● **Task brief**: Go through the records and copy each line where the string "title" occurs.

*** Material for this exercise Section Begins ***

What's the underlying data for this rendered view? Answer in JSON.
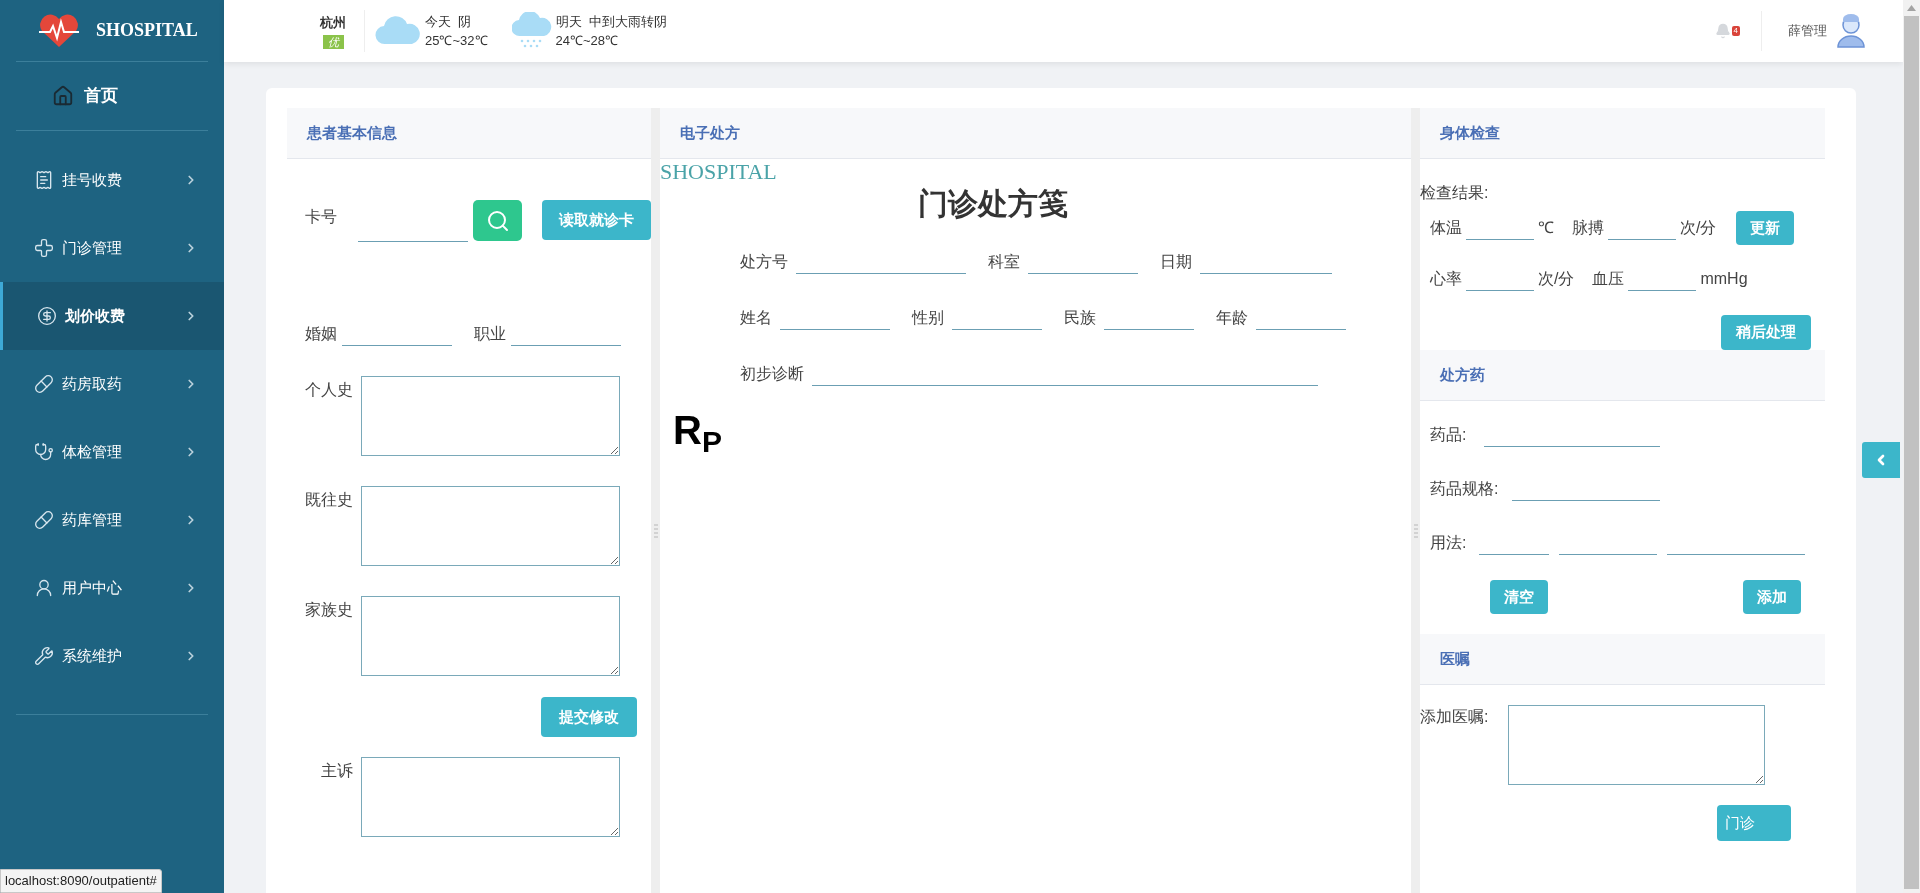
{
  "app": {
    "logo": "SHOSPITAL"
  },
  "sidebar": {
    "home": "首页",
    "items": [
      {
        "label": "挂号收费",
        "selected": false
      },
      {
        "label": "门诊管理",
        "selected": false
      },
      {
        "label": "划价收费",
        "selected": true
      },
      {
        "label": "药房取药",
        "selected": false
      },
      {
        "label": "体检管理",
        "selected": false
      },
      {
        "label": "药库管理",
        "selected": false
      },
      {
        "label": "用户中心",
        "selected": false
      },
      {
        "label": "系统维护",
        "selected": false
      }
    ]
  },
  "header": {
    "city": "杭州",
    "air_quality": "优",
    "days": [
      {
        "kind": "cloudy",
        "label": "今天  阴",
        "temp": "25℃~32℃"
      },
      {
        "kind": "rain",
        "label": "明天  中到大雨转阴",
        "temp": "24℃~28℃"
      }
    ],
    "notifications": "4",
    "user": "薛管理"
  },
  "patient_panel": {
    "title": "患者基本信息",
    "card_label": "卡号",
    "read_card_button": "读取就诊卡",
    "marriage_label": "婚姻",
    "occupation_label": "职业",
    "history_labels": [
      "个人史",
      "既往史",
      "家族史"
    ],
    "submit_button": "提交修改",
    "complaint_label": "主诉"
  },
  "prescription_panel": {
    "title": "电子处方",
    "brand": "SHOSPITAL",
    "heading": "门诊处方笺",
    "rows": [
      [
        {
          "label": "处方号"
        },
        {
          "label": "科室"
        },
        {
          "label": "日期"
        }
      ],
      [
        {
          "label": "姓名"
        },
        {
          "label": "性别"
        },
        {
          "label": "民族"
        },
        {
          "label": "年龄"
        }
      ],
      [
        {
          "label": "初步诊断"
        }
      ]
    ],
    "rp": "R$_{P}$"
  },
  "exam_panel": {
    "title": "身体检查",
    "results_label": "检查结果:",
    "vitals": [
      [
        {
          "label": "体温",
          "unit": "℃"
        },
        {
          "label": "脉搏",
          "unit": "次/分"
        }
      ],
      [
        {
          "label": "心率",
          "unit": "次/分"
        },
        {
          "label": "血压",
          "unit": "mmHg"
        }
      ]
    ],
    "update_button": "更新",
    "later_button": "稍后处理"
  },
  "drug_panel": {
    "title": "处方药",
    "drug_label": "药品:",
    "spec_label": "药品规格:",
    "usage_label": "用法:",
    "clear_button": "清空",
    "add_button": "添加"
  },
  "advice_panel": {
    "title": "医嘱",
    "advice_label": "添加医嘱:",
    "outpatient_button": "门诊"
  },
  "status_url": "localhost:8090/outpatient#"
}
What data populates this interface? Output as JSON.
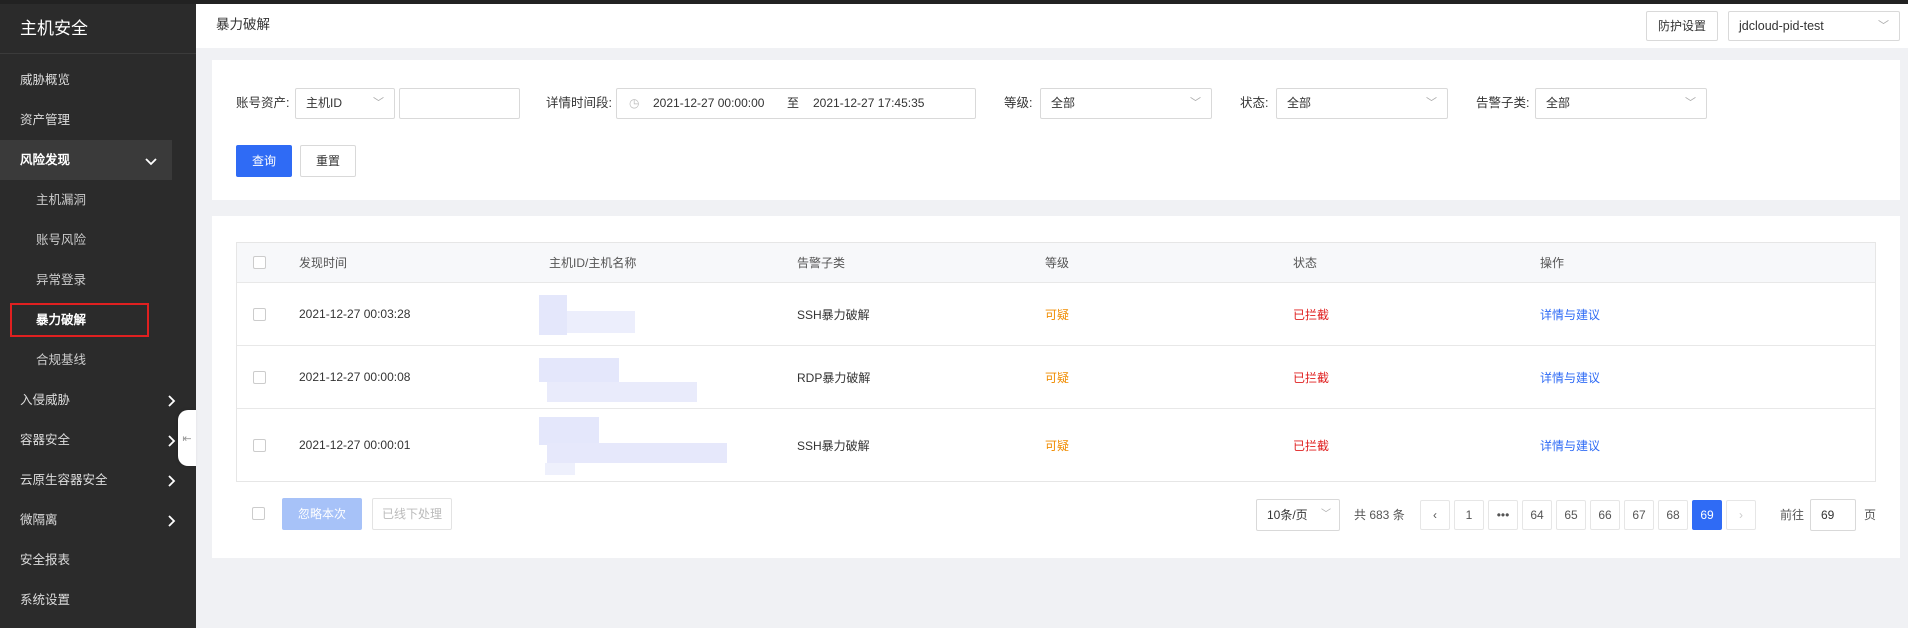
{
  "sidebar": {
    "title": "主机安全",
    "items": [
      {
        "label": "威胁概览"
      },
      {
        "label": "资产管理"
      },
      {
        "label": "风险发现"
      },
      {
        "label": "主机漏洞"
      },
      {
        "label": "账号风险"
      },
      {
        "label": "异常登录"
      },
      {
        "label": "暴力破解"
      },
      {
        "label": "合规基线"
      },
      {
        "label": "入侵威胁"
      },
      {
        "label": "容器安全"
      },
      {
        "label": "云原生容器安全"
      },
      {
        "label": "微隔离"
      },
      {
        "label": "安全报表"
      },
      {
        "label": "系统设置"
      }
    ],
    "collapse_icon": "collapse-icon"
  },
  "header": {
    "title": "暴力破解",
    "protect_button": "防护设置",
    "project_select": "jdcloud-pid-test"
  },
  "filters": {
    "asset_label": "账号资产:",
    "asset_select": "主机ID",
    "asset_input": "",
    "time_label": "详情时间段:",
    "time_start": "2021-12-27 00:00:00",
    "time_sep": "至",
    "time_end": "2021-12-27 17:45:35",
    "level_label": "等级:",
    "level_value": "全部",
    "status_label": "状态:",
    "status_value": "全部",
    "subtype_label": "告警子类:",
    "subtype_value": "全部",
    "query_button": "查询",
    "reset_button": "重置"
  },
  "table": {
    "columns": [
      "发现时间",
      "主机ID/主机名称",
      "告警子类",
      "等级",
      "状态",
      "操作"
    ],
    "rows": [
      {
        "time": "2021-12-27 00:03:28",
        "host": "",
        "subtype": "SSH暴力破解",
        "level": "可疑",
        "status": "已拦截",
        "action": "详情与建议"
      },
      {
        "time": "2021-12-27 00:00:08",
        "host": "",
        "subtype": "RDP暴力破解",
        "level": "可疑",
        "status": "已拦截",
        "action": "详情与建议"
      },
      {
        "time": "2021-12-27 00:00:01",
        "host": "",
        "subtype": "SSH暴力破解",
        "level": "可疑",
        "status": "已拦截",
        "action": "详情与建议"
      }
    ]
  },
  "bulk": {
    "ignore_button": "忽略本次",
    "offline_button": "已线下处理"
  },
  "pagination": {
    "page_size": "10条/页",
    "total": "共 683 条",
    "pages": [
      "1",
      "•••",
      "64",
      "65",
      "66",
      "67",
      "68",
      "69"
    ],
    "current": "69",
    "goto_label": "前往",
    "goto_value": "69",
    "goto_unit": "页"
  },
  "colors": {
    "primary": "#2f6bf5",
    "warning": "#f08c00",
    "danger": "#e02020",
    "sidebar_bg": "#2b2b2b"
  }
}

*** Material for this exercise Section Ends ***

● **Output of the exercise**:
    "title": "患者基本信息",
    "title": "电子处方",
    "title": "身体检查",
    "title": "处方药",
    "title": "医嘱",
    "title": "主机安全",
    "title": "暴力破解",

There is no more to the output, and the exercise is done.